Further, Prager speaks (pp. 87-88) of a Christian argument being "logically unsatisfactory" to Jews. The "religious Jew need not abandon reason" (p. 140) but (p. 143) can "use logical arguments" in advocating Judaism to younger people and reason to explain Jewish laws as a way of persuading people to follow them. Prager also disapprovingly notes (p. 45) that many Jews advocate blind obedience to those laws. He says (note, p. 25) faith and reason must be used together. Using either alone leads to immorality.

All of these seemingly supportive uses of "reason" show that Prager's view of reason is rationalism, which is an emphasis on syllogistically correct arguments that start with arbitrary premises. Premises accepted on faith -- such as "God exists" -- are arbitrary.

Prager's worldview is hierarchical and interconnected. In politics, there must be a state, Israel, that serves as a refuge to protect the social and cultural movement that has persevered in bringing God's ethics of altruism to man.

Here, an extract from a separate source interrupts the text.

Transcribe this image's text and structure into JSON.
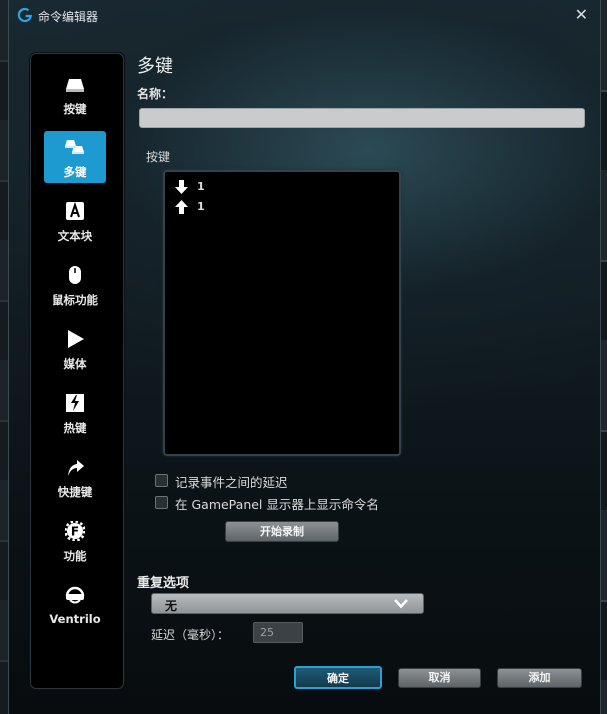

As a theory of man, Prager holds God made man complex: in part mere animal and in part a divine spark, which includes, in his epistemology, a need for and very limited ability to articulate reasons for believing and doing things God commands us to do. Thus man needs both mysticism and rationalism -- humbled by skepticism -- to justify following God's rules ("ethical monotheism"). In metaphysics, God is the cause of all.

Those are Dennis Prager's beliefs, and he is a full-time activist disseminating them.

Burgess Laughlin
Author, The Power and the Glory: The Key Ideas and Crusading Lives of Eight Debaters of Reason vs. Faith

[1] For an overview of Prager's life and beliefs: (a) a biographical sketch at ; (b) admirer Luke Ford's rough chronology of social, professional, and intellectual events in Prager's life at ; and (c) Prager's own website at . [2] Dennis Prager and Joseph Telushkin, The Nine Questions People Ask About Judaism, New York, Simon & Schuster, 1981. For brevity, I speak of "Prager" as a reference to both authors. [3] The quoted passage comes from p. 13. My inference of Prager's CPL, here a term by analogy, comes from that page and pp. 20-21, where he speaks of the aims of a "committed Jew." That Prager has applied that general religious commitment to his personal CPL is evident from his career as speaker, writer, and teacher. See [1].